▸ **Task description**: Look through the material below. Copy each line that contains the string "Test".

----- Available data

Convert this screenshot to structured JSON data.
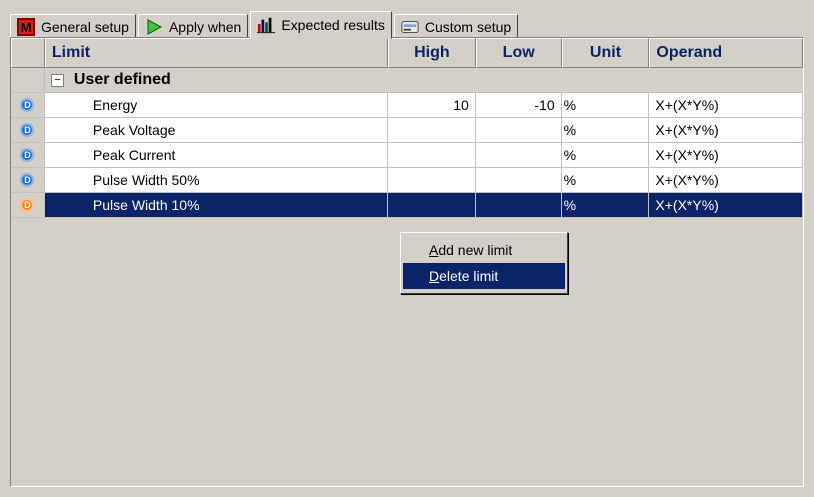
{
  "tabs": [
    {
      "label": "General setup",
      "icon": "m-logo-icon"
    },
    {
      "label": "Apply when",
      "icon": "play-arrow-icon"
    },
    {
      "label": "Expected results",
      "icon": "bar-chart-icon",
      "active": true
    },
    {
      "label": "Custom setup",
      "icon": "card-icon"
    }
  ],
  "grid": {
    "columns": {
      "limit": "Limit",
      "high": "High",
      "low": "Low",
      "unit": "Unit",
      "operand": "Operand"
    },
    "group": {
      "label": "User defined",
      "expander": "−"
    },
    "rows": [
      {
        "indicator": "D",
        "indicator_color": "#1e6fd9",
        "limit": "Energy",
        "high": "10",
        "low": "-10",
        "unit": "%",
        "operand": "X+(X*Y%)"
      },
      {
        "indicator": "D",
        "indicator_color": "#1e6fd9",
        "limit": "Peak Voltage",
        "high": "",
        "low": "",
        "unit": "%",
        "operand": "X+(X*Y%)"
      },
      {
        "indicator": "D",
        "indicator_color": "#1e6fd9",
        "limit": "Peak Current",
        "high": "",
        "low": "",
        "unit": "%",
        "operand": "X+(X*Y%)"
      },
      {
        "indicator": "D",
        "indicator_color": "#1e6fd9",
        "limit": "Pulse Width 50%",
        "high": "",
        "low": "",
        "unit": "%",
        "operand": "X+(X*Y%)"
      },
      {
        "indicator": "D",
        "indicator_color": "#f08a1c",
        "limit": "Pulse Width 10%",
        "high": "",
        "low": "",
        "unit": "%",
        "operand": "X+(X*Y%)",
        "selected": true
      }
    ]
  },
  "context_menu": {
    "add": {
      "underline": "A",
      "rest": "dd new limit"
    },
    "delete": {
      "underline": "D",
      "rest": "elete limit"
    }
  },
  "colors": {
    "selection": "#0a246a",
    "header_text": "#0a246a",
    "background": "#d4d0c8"
  }
}
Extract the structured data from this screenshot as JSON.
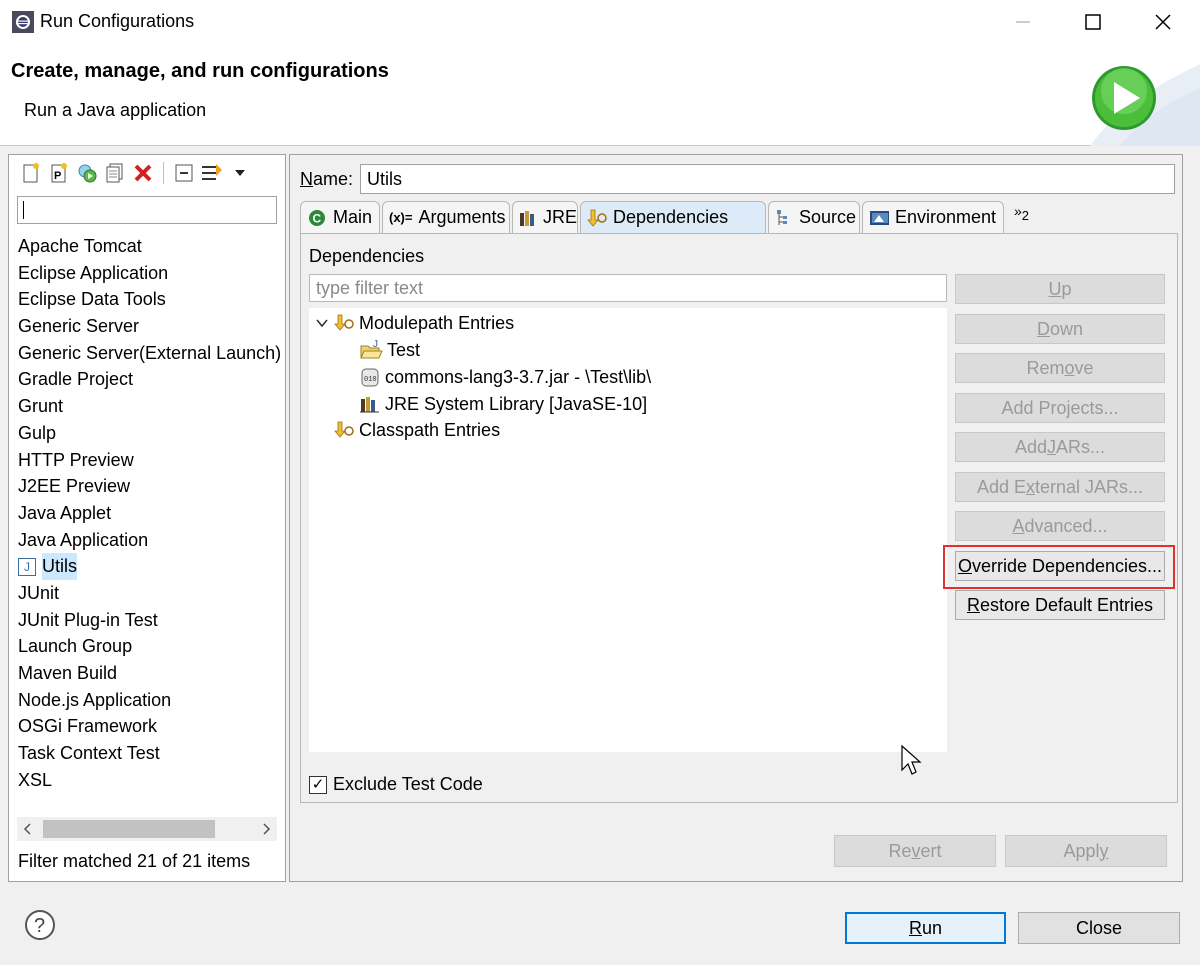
{
  "window": {
    "title": "Run Configurations"
  },
  "header": {
    "title": "Create, manage, and run configurations",
    "subtitle": "Run a Java application"
  },
  "left": {
    "filter_value": "",
    "items": [
      "Apache Tomcat",
      "Eclipse Application",
      "Eclipse Data Tools",
      "Generic Server",
      "Generic Server(External Launch)",
      "Gradle Project",
      "Grunt",
      "Gulp",
      "HTTP Preview",
      "J2EE Preview",
      "Java Applet",
      "Java Application",
      "Utils",
      "JUnit",
      "JUnit Plug-in Test",
      "Launch Group",
      "Maven Build",
      "Node.js Application",
      "OSGi Framework",
      "Task Context Test",
      "XSL"
    ],
    "selected_item": "Utils",
    "status": "Filter matched 21 of 21 items"
  },
  "right": {
    "name_label": "Name:",
    "name_value": "Utils",
    "tabs": [
      "Main",
      "Arguments",
      "JRE",
      "Dependencies",
      "Source",
      "Environment"
    ],
    "tab_overflow": "2",
    "active_tab": "Dependencies",
    "deps_heading": "Dependencies",
    "deps_filter_placeholder": "type filter text",
    "tree": {
      "modulepath": "Modulepath Entries",
      "modulepath_children": [
        "Test",
        "commons-lang3-3.7.jar - \\Test\\lib\\",
        "JRE System Library [JavaSE-10]"
      ],
      "classpath": "Classpath Entries"
    },
    "buttons": {
      "up": "Up",
      "down": "Down",
      "remove": "Remove",
      "add_projects": "Add Projects...",
      "add_jars": "Add JARs...",
      "add_external_jars": "Add External JARs...",
      "advanced": "Advanced...",
      "override": "Override Dependencies...",
      "restore": "Restore Default Entries"
    },
    "exclude_label": "Exclude Test Code",
    "exclude_checked": true,
    "revert": "Revert",
    "apply": "Apply"
  },
  "footer": {
    "run": "Run",
    "close": "Close"
  }
}
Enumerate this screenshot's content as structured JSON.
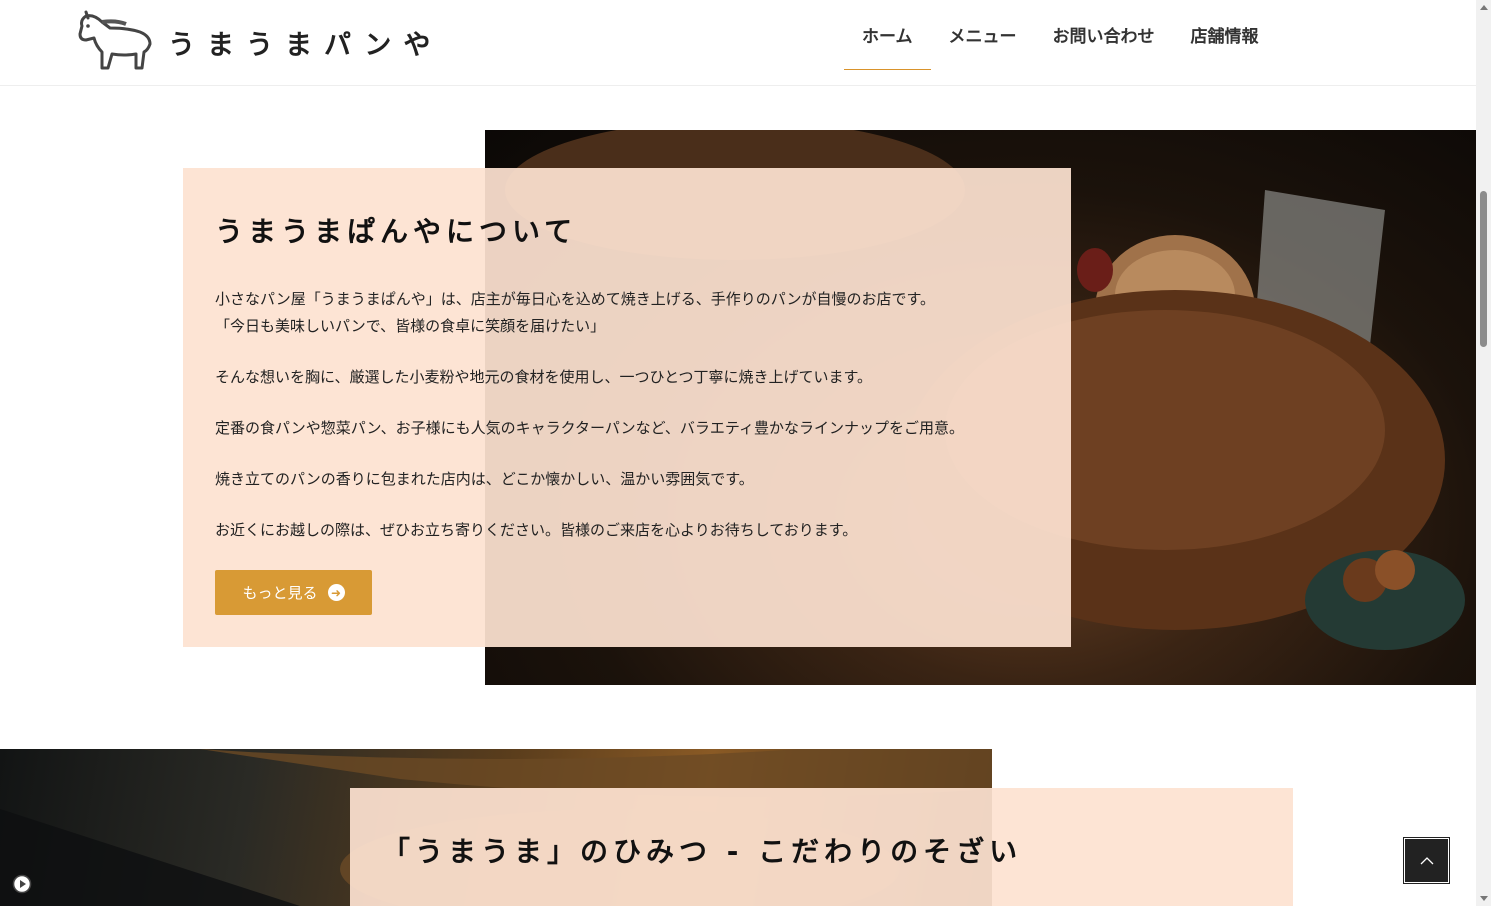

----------

▸ **Response to this exercise**:
      "JUnit Plug-in Test",
      "Task Context Test",
        "Test",
        "commons-lang3-3.7.jar - \\Test\\lib\\",
    "exclude_label": "Exclude Test Code",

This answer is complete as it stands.